Hepatic herbs offer a broad range of support to the liver. These actions include strengthening tone and function of the liver tissue as well as supporting bile flow. With the liver having such a large impact on the rest of the body, hepatic herbs can make large changes with simple interventions.
One of the main functions of the liver is to detoxify our blood and remove a variety of molecules that would otherwise harm our body. Some of these are toxic to the liver as well, causing additional damage. The liver is easily able to heal itself but long term exposure can still cause significant damage. A variety of actions, including liver protective herbs, anti-inflammatories, and cholagogues combine to create the category of hepatic herbs.
Dandelion root is the hepatic herb I probably use most often as it is inexpensive and easy to come by. The leaf is most often used as a diuretic but the root is a gentle cholagogue and choleretic. This increase in bile flow can be great for jaundice and encouraging removal of toxins from the blood stream. The results of this detoxification can help with rheumatism and other symptoms associated with blood disorders.
Goldenseal is one of the plants labeled by United Plant Savers as being at risk for moving onto the endangered species list. It is not ideal to use this plant due to it’s status but knowing goldenseal’s uses can be helpful in encouraging it’s protection and cultivation. Goldenseal is excellent at stimulating bile production. Berberine is one of the molecules found in goldenseal. It has a variety of immune and gallbladder stimulating actions and is also able to calm spasms making it ideal for an irritated liver that needs to be flushed. Goldenseal should not be used during pregnancy.

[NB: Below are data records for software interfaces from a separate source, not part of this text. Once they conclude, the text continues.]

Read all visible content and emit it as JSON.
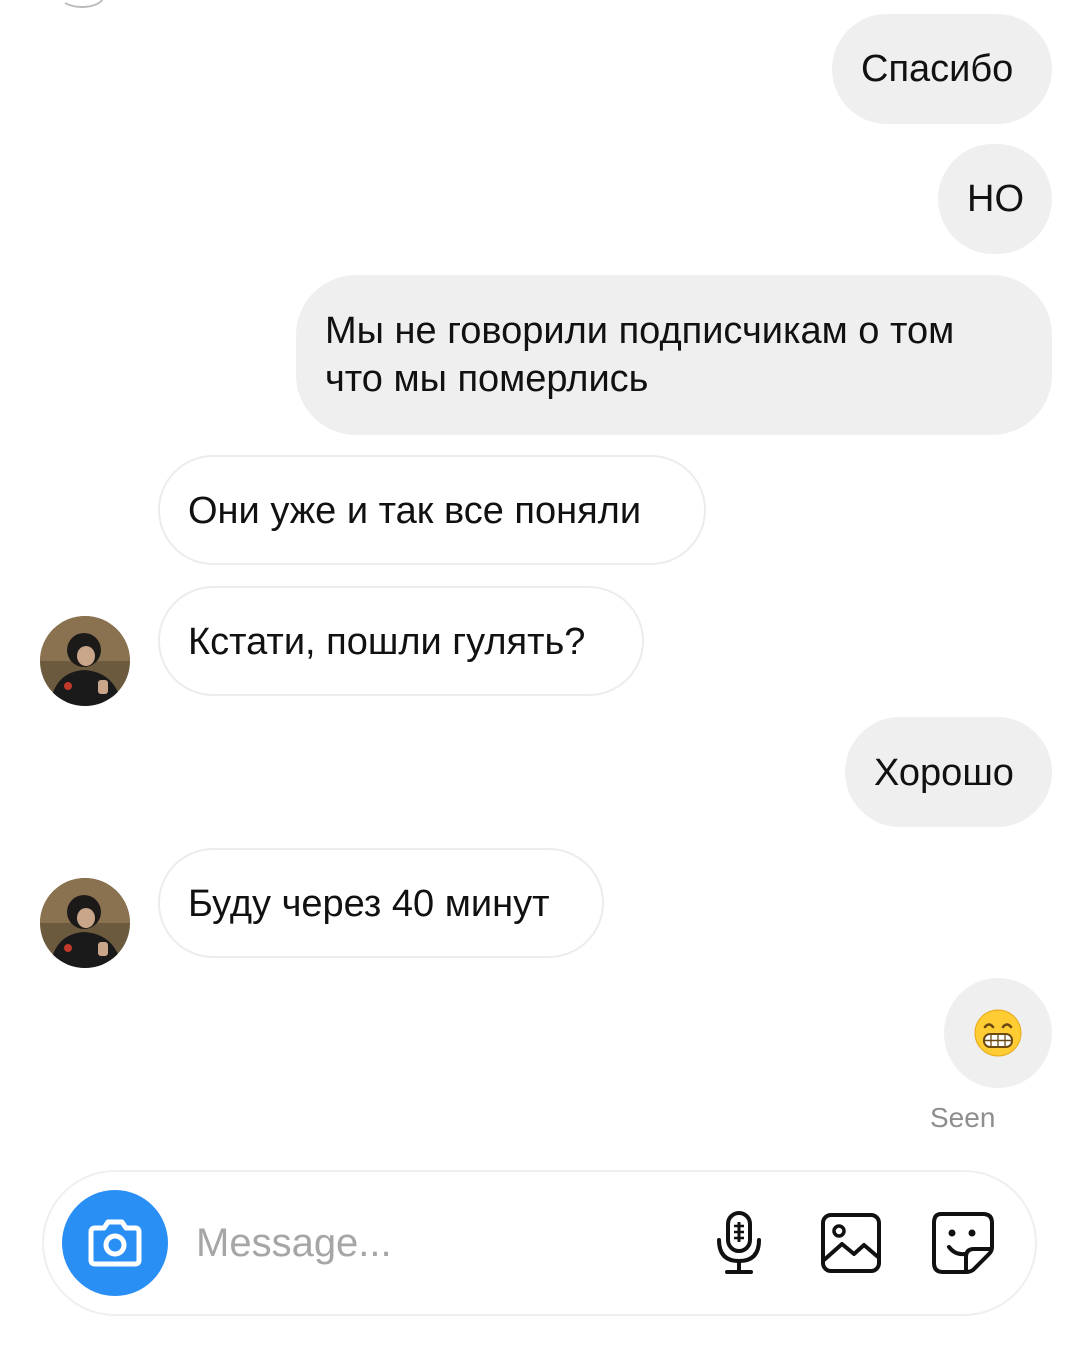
{
  "messages": [
    {
      "side": "sent",
      "text": "Спасибо"
    },
    {
      "side": "sent",
      "text": "НО"
    },
    {
      "side": "sent",
      "lines": [
        "Мы не говорили подписчикам о том",
        "что мы померлись"
      ]
    },
    {
      "side": "received",
      "text": "Они уже и так все поняли"
    },
    {
      "side": "received",
      "text": "Кстати, пошли гулять?"
    },
    {
      "side": "sent",
      "text": "Хорошо"
    },
    {
      "side": "received",
      "text": "Буду через 40 минут"
    },
    {
      "side": "sent",
      "emoji": "grinning-face-with-smiling-eyes"
    }
  ],
  "status": {
    "seen_label": "Seen"
  },
  "composer": {
    "placeholder": "Message...",
    "value": "",
    "icons": [
      "camera-icon",
      "microphone-icon",
      "gallery-icon",
      "sticker-icon"
    ]
  },
  "colors": {
    "sent_bubble": "#efefef",
    "received_border": "#ececec",
    "camera_button": "#2a8ff5",
    "placeholder": "#a6a6a6",
    "seen": "#8e8e8e"
  }
}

Oregon grape is another berberine containing plant. It is most often used for treating chronic skin conditions, symptoms that are commonly connected with liver challenges in many traditional herbal philosophical systems. This plant is a general liver and gallbladder tonic but is also useful for stomach related nausea and vomiting.
This is one of the best known liver tonics. There is excellent modern research that is showing that milk thistle is able to protect liver cells from damage due to chemotherapy and other chemicals. Just like other hepatic herbs, milk thistle seeds stimulate bile flow but this is not it’s only support for the liver. Milk thistle is unique in being able to restore liver function that has been impaired and has been shown to have this action in a number of research trials.
For more information on herbal actions such as hepatic herbs and to read up more on the research of milk thistle, please consult the book “Medical Herbalism” by David Hoffmann. If you are interested in using these and other herbs on a daily basis, please consult with a professional herbalist.
Jillian Carnrick, founder and manager of The Dancing Herbalist, has a Masters of Science Degree in Herbal Medicine, practices as a nutritionist, and is a Certified Personal Trainer and Exercise Is Medicine Professional through the American College of Sports Medicine. Join her for live classes and The Dancing Herbalist’s home herbalist courses online for more learning opportunities.